Nicholas Noe in HuffPost, “When NGOs Call For Military Intervention in Syria: The Case of the International Crisis Group”
Read online in full here:
In July 2011, a mere four months into the Syria revolt, the venerable, Brussels-based conflict-mitigation NGO, International Crisis Group (ICG), released a lengthy report with the provocative title, “The Syrian Regime’s Slow-motion Suicide.”
“The situation has reached an apparent stalemate,” the report’s authors declared, “but it would be wrong to bet on the status quo enduring. Economic conditions are worsening; should they reach breaking point the regime could well collapse. Predominantly Allawite security forces are overworked, underpaid and increasingly worried.

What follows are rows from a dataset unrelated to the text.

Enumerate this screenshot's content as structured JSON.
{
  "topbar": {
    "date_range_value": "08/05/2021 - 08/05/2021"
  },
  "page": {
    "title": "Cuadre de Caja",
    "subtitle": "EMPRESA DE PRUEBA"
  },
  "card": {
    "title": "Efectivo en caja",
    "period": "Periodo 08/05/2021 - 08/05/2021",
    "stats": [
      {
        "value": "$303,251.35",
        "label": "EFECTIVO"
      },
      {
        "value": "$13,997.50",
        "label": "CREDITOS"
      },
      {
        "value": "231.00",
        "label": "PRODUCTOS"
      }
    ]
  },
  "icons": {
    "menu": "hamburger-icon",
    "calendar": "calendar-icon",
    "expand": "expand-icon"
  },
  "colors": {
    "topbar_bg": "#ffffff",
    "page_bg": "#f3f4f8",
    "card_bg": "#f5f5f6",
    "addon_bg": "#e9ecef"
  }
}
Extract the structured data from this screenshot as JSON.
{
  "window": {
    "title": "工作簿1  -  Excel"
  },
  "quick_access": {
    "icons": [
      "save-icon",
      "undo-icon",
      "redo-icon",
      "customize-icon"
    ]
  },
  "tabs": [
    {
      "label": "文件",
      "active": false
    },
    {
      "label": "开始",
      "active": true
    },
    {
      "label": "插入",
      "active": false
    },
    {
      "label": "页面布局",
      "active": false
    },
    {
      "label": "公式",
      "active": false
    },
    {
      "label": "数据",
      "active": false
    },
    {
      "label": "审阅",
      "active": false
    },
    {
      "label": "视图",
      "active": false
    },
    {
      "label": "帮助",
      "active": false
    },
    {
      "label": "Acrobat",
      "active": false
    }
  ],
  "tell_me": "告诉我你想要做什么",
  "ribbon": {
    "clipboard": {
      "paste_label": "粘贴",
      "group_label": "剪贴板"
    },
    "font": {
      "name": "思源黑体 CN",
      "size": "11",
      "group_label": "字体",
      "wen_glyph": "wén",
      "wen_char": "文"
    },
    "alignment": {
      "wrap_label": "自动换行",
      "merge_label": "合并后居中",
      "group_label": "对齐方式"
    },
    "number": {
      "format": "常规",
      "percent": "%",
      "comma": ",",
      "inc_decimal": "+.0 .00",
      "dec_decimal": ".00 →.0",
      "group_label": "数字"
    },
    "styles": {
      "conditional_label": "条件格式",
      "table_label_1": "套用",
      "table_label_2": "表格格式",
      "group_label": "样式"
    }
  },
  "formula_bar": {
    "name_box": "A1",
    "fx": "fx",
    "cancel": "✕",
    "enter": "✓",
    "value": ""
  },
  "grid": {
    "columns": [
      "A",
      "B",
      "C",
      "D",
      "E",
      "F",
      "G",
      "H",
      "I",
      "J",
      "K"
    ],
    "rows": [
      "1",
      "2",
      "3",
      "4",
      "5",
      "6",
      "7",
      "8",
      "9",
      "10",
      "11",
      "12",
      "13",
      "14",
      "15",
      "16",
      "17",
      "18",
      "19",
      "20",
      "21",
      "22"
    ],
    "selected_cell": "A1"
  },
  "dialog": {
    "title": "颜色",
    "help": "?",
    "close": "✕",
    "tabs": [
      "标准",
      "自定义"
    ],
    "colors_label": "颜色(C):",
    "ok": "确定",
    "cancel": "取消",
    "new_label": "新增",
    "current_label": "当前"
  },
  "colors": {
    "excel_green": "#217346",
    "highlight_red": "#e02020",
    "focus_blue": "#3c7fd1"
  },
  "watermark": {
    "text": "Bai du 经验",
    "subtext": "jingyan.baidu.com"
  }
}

They could conclude that the regime is unsalvageable and defect, precipitating its end.”
By projecting such certainty that the regime was essentially in its death-throes, and then ignoring any serious discussion about how Russia, Iran or Lebanon’s Hezbollah might possibly intervene to change the calculus (the trio are barely mentioned in the report), ICG laid an important intellectual plank for the erroneous assumption that was then gathering steam in so many world capitals: It was just a matter of time before the regime led by Syrian President Bashar al-Assad imploded.
Regrettably, ICG’s overconfidence in regime suicide not only encouraged the premature and disastrous rejection of diplomacy that has helped prolong the Syria war. It also essentially abdicated the main role for which peace, promotion, and conflict mitigation NGOs exist in the first place: Advocating for strong international engagement and negotiated solutions that regard the safety of civilian populations as paramount.

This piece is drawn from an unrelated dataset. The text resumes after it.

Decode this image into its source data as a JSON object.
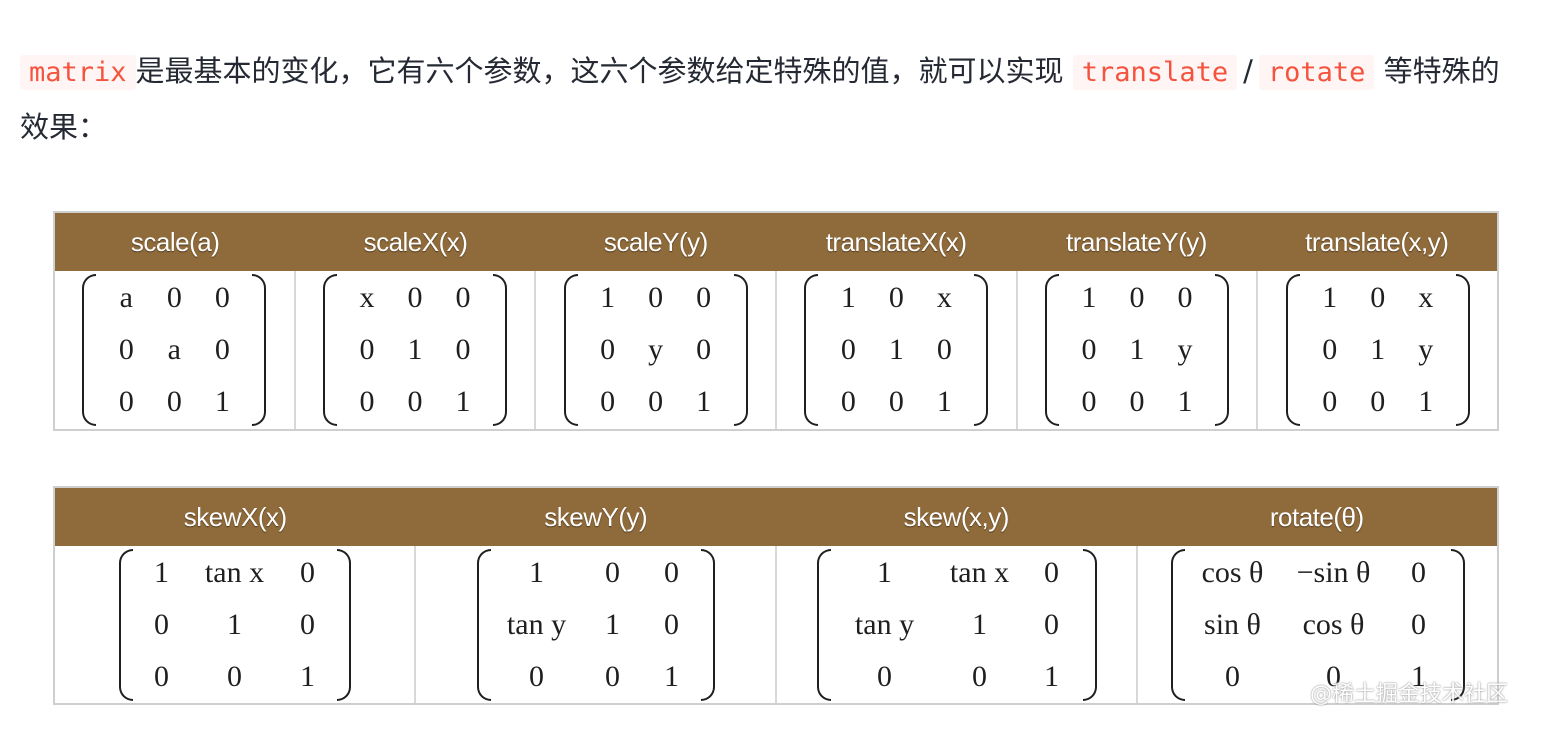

“The international community’s options remain limited,” the report concluded. “The world’s cautious attitude has been a source of deep frustration and even anger for the protesters. That is entirely understandable, yet such caution might well be a blessing in disguise. The regime is unlikely to respond to international pressures, regardless of their provenance. Ultimately, the burden lies with the protesters…”

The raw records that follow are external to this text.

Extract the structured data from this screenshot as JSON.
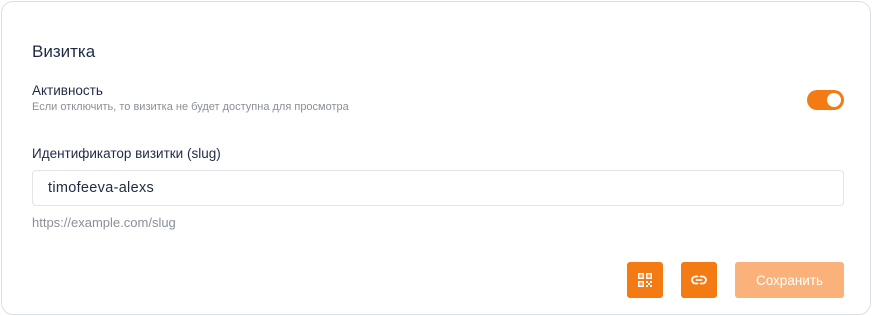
{
  "card": {
    "title": "Визитка",
    "activity": {
      "label": "Активность",
      "hint": "Если отключить, то визитка не будет доступна для просмотра",
      "enabled": true
    },
    "slug": {
      "label": "Идентификатор визитки (slug)",
      "value": "timofeeva-alexs",
      "url_hint": "https://example.com/slug"
    },
    "actions": {
      "qr_icon": "qr-code-icon",
      "link_icon": "link-icon",
      "save_label": "Сохранить"
    }
  },
  "colors": {
    "accent": "#f47a14",
    "accent_disabled": "#fab27a",
    "text_primary": "#1f2a44",
    "text_muted": "#8a8f98"
  }
}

Should a leading NGO dedicated to active, international involvement in crises simply throw up its hands and say there isn’t much outside actors can do other than watch? And might not good-faith diplomacy — instead of a false choice between military intervention or passivity — offer the best way to minimize any fallout if the regime doesn’t end up committing suicide?
Fast-forward to this past week, and one can see that ICG has finally answered these lingering questions with the publication of a report titled, “New Approach in Southern Syria” that expands on a late-April “policy framework.”
In sharp contrast to its stance four years ago, ICG now asserts that the situation in Syria is dangerously stuck in a cycle of disintegration and expanding radicalism that benefits neither the regime nor a much diminished “moderate opposition.”
Voyeurism is no longer an option — a conclusion with which almost all observers can agree.
But the authors then make a significant turn for a conflict-mitigation group, arguing that introducing more layers of conflict — armed “escalation” led by America — is essentially the only credible way forward…
CONTINUED IN FULL HERE: